WHAT THIS TASK INVOLVES:
Each line of the data below that holds the word "github" is to be reported in full.
◇ ◇ ◇ ◇
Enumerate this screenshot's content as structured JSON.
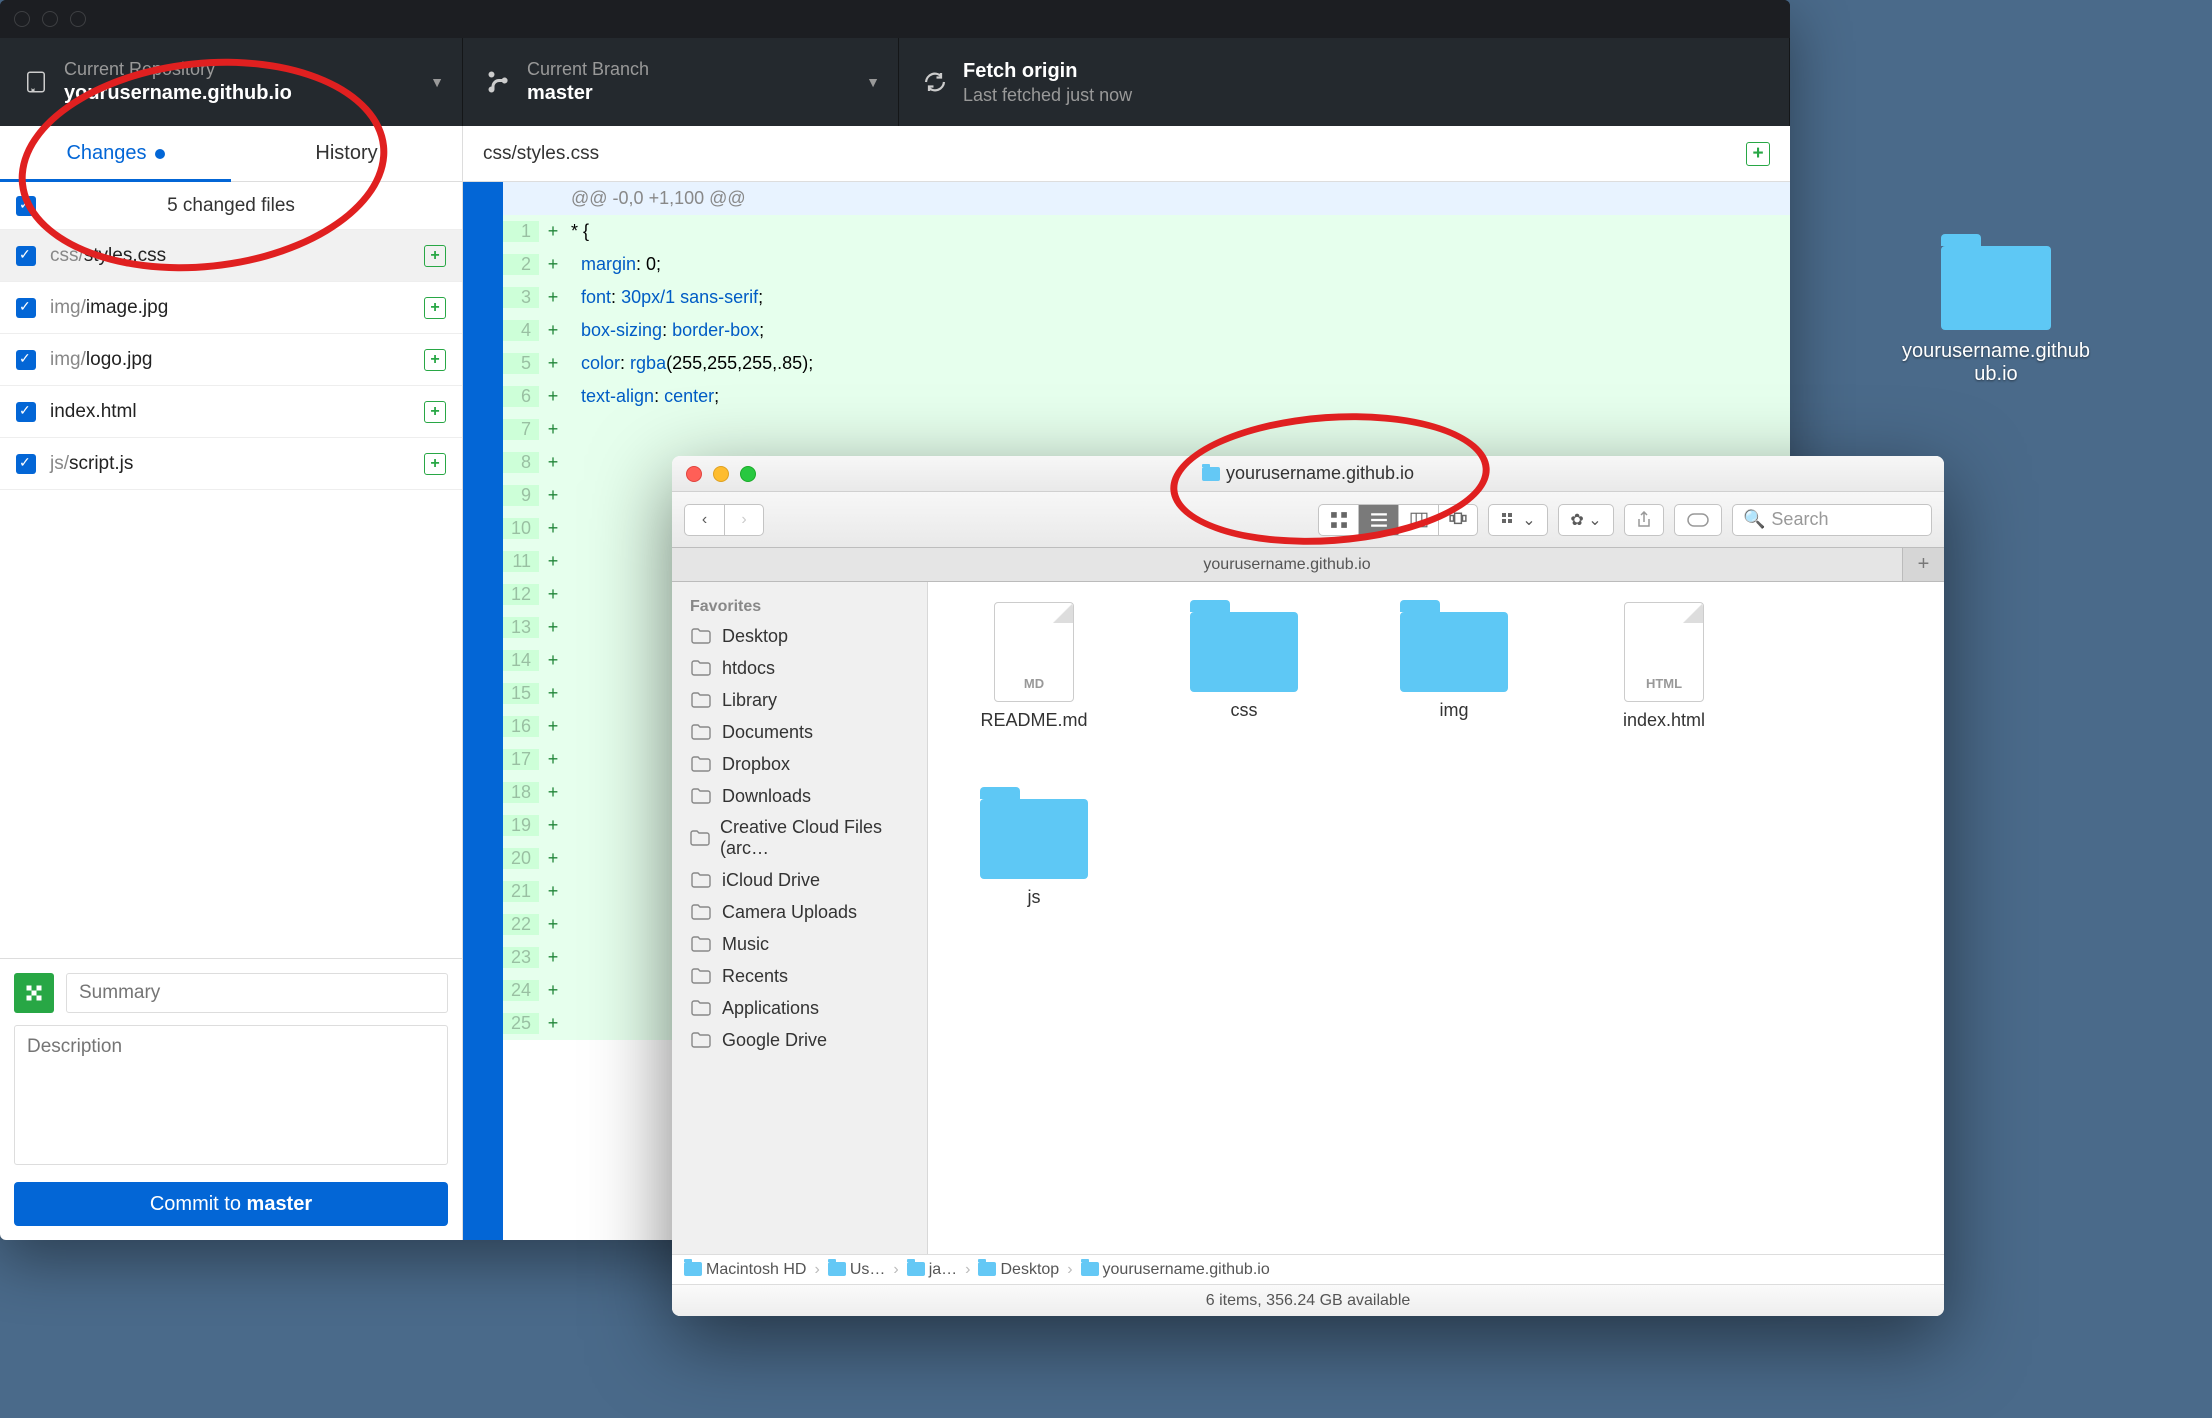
{
  "github": {
    "toolbar": {
      "repo_label": "Current Repository",
      "repo_value": "yourusername.github.io",
      "branch_label": "Current Branch",
      "branch_value": "master",
      "fetch_label": "Fetch origin",
      "fetch_sub": "Last fetched just now"
    },
    "tabs": {
      "changes": "Changes",
      "history": "History"
    },
    "file_count": "5 changed files",
    "files": [
      {
        "dir": "css/",
        "name": "styles.css",
        "selected": true
      },
      {
        "dir": "img/",
        "name": "image.jpg",
        "selected": false
      },
      {
        "dir": "img/",
        "name": "logo.jpg",
        "selected": false
      },
      {
        "dir": "",
        "name": "index.html",
        "selected": false
      },
      {
        "dir": "js/",
        "name": "script.js",
        "selected": false
      }
    ],
    "commit": {
      "summary_placeholder": "Summary",
      "desc_placeholder": "Description",
      "button_prefix": "Commit to ",
      "button_branch": "master"
    },
    "diff": {
      "filepath": "css/styles.css",
      "hunk": "@@ -0,0 +1,100 @@",
      "lines": [
        {
          "n": 1,
          "raw": "* {"
        },
        {
          "n": 2,
          "prop": "margin",
          "val": ": 0;"
        },
        {
          "n": 3,
          "prop": "font",
          "val2": "30px/1 sans-serif",
          "tail": ";"
        },
        {
          "n": 4,
          "prop": "box-sizing",
          "val2": "border-box",
          "tail": ";"
        },
        {
          "n": 5,
          "prop": "color",
          "func": "rgba",
          "args": "(255,255,255,.85)",
          "tail": ";"
        },
        {
          "n": 6,
          "prop": "text-align",
          "val2": "center",
          "tail": ";"
        }
      ],
      "trailing_nums": [
        7,
        8,
        9,
        10,
        11,
        12,
        13,
        14,
        15,
        16,
        17,
        18,
        19,
        20,
        21,
        22,
        23,
        24,
        25
      ]
    }
  },
  "finder": {
    "title": "yourusername.github.io",
    "tab": "yourusername.github.io",
    "search_placeholder": "Search",
    "sidebar_header": "Favorites",
    "sidebar": [
      "Desktop",
      "htdocs",
      "Library",
      "Documents",
      "Dropbox",
      "Downloads",
      "Creative Cloud Files (arc…",
      "iCloud Drive",
      "Camera Uploads",
      "Music",
      "Recents",
      "Applications",
      "Google Drive"
    ],
    "items": [
      {
        "name": "README.md",
        "type": "file",
        "badge": "MD"
      },
      {
        "name": "css",
        "type": "folder"
      },
      {
        "name": "img",
        "type": "folder"
      },
      {
        "name": "index.html",
        "type": "file",
        "badge": "HTML"
      },
      {
        "name": "js",
        "type": "folder"
      }
    ],
    "path": [
      "Macintosh HD",
      "Us…",
      "ja…",
      "Desktop",
      "yourusername.github.io"
    ],
    "status": "6 items, 356.24 GB available"
  },
  "desktop": {
    "folder_name": "yourusername.github\nub.io"
  }
}
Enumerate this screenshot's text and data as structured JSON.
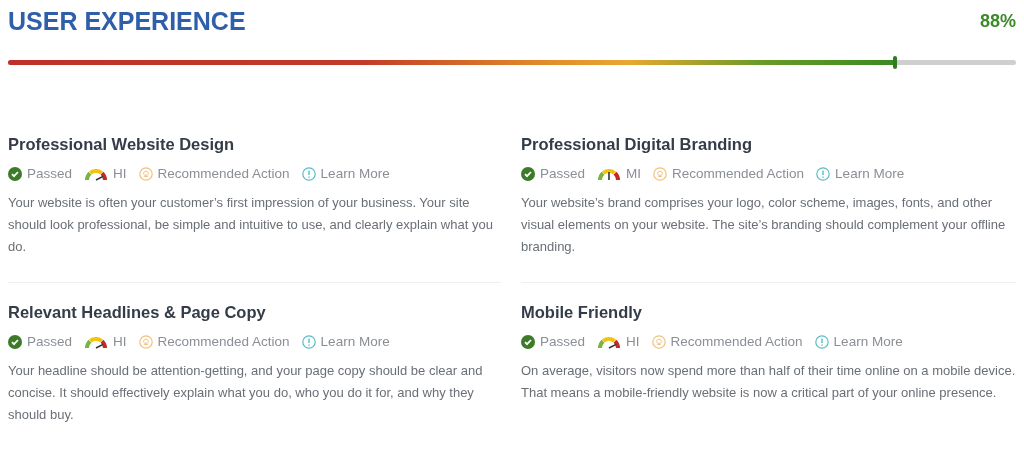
{
  "header": {
    "title": "USER EXPERIENCE",
    "score": "88%",
    "level": 0.88
  },
  "items": [
    {
      "title": "Professional Website Design",
      "passed": true,
      "status": "Passed",
      "impact": {
        "label": "HI",
        "kind": "high"
      },
      "action": "Recommended Action",
      "learn": "Learn More",
      "text": "Your website is often your customer’s first impression of your business. Your site should look professional, be simple and intuitive to use, and clearly explain what you do."
    },
    {
      "title": "Professional Digital Branding",
      "passed": true,
      "status": "Passed",
      "impact": {
        "label": "MI",
        "kind": "medium"
      },
      "action": "Recommended Action",
      "learn": "Learn More",
      "text": "Your website’s brand comprises your logo, color scheme, images, fonts, and other visual elements on your website. The site’s branding should complement your offline branding."
    },
    {
      "title": "Relevant Headlines & Page Copy",
      "passed": true,
      "status": "Passed",
      "impact": {
        "label": "HI",
        "kind": "high"
      },
      "action": "Recommended Action",
      "learn": "Learn More",
      "text": "Your headline should be attention-getting, and your page copy should be clear and concise. It should effectively explain what you do, who you do it for, and why they should buy."
    },
    {
      "title": "Mobile Friendly",
      "passed": true,
      "status": "Passed",
      "impact": {
        "label": "HI",
        "kind": "high"
      },
      "action": "Recommended Action",
      "learn": "Learn More",
      "text": "On average, visitors now spend more than half of their time online on a mobile device. That means a mobile-friendly website is now a critical part of your online presence."
    }
  ]
}
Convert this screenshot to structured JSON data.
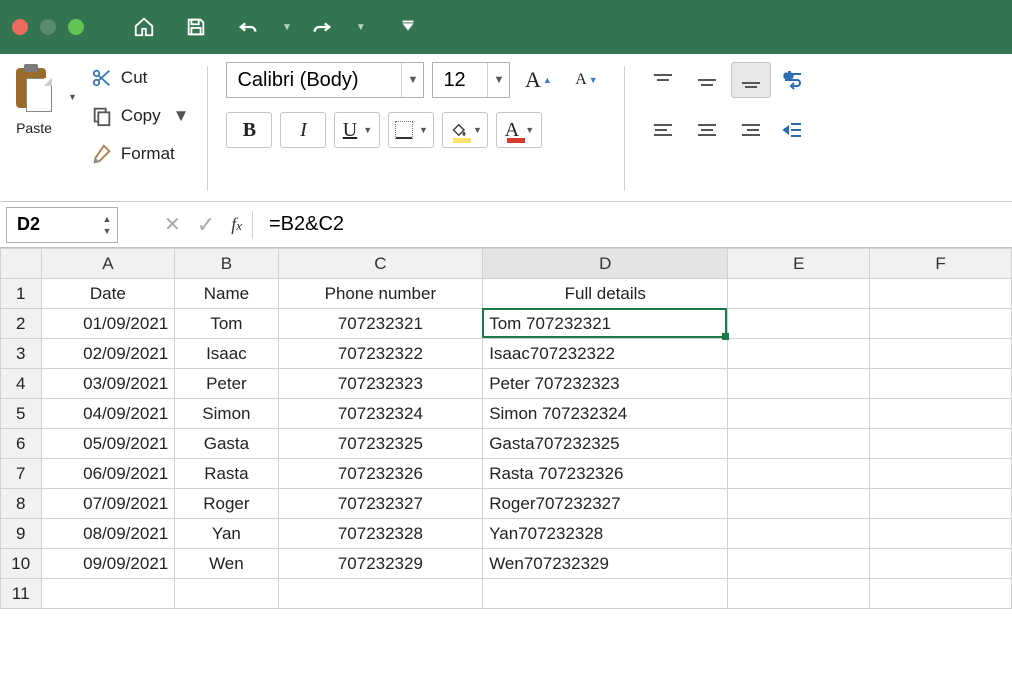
{
  "titlebar": {
    "home_icon": "home",
    "save_icon": "save",
    "undo_icon": "undo",
    "redo_icon": "redo"
  },
  "clipboard": {
    "paste_label": "Paste",
    "cut_label": "Cut",
    "copy_label": "Copy",
    "format_label": "Format"
  },
  "font": {
    "name": "Calibri (Body)",
    "size": "12"
  },
  "formula_bar": {
    "cell_ref": "D2",
    "formula": "=B2&C2"
  },
  "columns": [
    "A",
    "B",
    "C",
    "D",
    "E",
    "F"
  ],
  "header_row": {
    "A": "Date",
    "B": "Name",
    "C": "Phone number",
    "D": "Full details"
  },
  "rows": [
    {
      "n": "1",
      "A": "Date",
      "B": "Name",
      "C": "Phone number",
      "D": "Full details",
      "align": {
        "A": "center",
        "B": "center",
        "C": "center",
        "D": "center"
      }
    },
    {
      "n": "2",
      "A": "01/09/2021",
      "B": "Tom",
      "C": "707232321",
      "D": "Tom 707232321",
      "align": {
        "A": "right",
        "B": "center",
        "C": "center",
        "D": "left"
      }
    },
    {
      "n": "3",
      "A": "02/09/2021",
      "B": "Isaac",
      "C": "707232322",
      "D": "Isaac707232322",
      "align": {
        "A": "right",
        "B": "center",
        "C": "center",
        "D": "left"
      }
    },
    {
      "n": "4",
      "A": "03/09/2021",
      "B": "Peter",
      "C": "707232323",
      "D": "Peter 707232323",
      "align": {
        "A": "right",
        "B": "center",
        "C": "center",
        "D": "left"
      }
    },
    {
      "n": "5",
      "A": "04/09/2021",
      "B": "Simon",
      "C": "707232324",
      "D": "Simon 707232324",
      "align": {
        "A": "right",
        "B": "center",
        "C": "center",
        "D": "left"
      }
    },
    {
      "n": "6",
      "A": "05/09/2021",
      "B": "Gasta",
      "C": "707232325",
      "D": "Gasta707232325",
      "align": {
        "A": "right",
        "B": "center",
        "C": "center",
        "D": "left"
      }
    },
    {
      "n": "7",
      "A": "06/09/2021",
      "B": "Rasta",
      "C": "707232326",
      "D": "Rasta 707232326",
      "align": {
        "A": "right",
        "B": "center",
        "C": "center",
        "D": "left"
      }
    },
    {
      "n": "8",
      "A": "07/09/2021",
      "B": "Roger",
      "C": "707232327",
      "D": "Roger707232327",
      "align": {
        "A": "right",
        "B": "center",
        "C": "center",
        "D": "left"
      }
    },
    {
      "n": "9",
      "A": "08/09/2021",
      "B": "Yan",
      "C": "707232328",
      "D": "Yan707232328",
      "align": {
        "A": "right",
        "B": "center",
        "C": "center",
        "D": "left"
      }
    },
    {
      "n": "10",
      "A": "09/09/2021",
      "B": "Wen",
      "C": "707232329",
      "D": "Wen707232329",
      "align": {
        "A": "right",
        "B": "center",
        "C": "center",
        "D": "left"
      }
    },
    {
      "n": "11",
      "A": "",
      "B": "",
      "C": "",
      "D": "",
      "align": {}
    }
  ],
  "selection": {
    "col": "D",
    "row": "2"
  }
}
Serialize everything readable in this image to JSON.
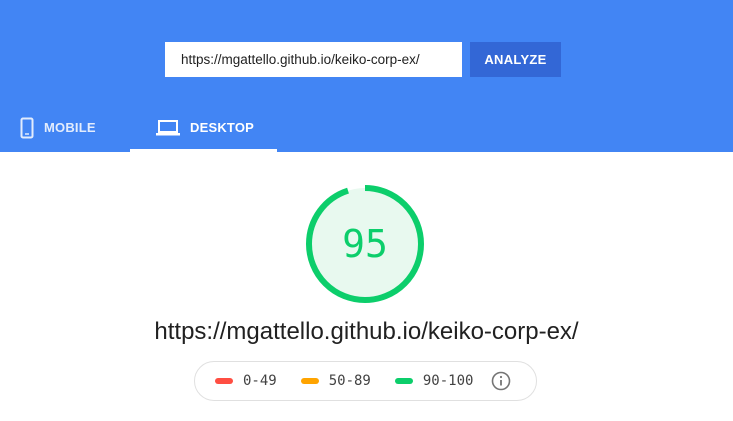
{
  "search": {
    "url_value": "https://mgattello.github.io/keiko-corp-ex/",
    "analyze_label": "ANALYZE"
  },
  "tabs": [
    {
      "label": "MOBILE",
      "icon": "smartphone-icon",
      "active": false
    },
    {
      "label": "DESKTOP",
      "icon": "laptop-icon",
      "active": true
    }
  ],
  "result": {
    "score": "95",
    "score_fraction": 0.95,
    "tested_url": "https://mgattello.github.io/keiko-corp-ex/"
  },
  "legend": [
    {
      "label": "0-49",
      "color": "#ff4e42"
    },
    {
      "label": "50-89",
      "color": "#ffa400"
    },
    {
      "label": "90-100",
      "color": "#0cce6b"
    }
  ],
  "colors": {
    "header": "#4285f4",
    "button": "#3367d6",
    "pass": "#0cce6b",
    "pass_fill": "#e8f9ef"
  }
}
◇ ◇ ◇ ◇
OUTPUT:
  "github": {
      "repo_value": "yourusername.github.io",
    "title": "yourusername.github.io",
    "tab": "yourusername.github.io",
      "yourusername.github.io"
    "folder_name": "yourusername.github\nub.io"
    "url_value": "https://mgattello.github.io/keiko-corp-ex/",
    "tested_url": "https://mgattello.github.io/keiko-corp-ex/"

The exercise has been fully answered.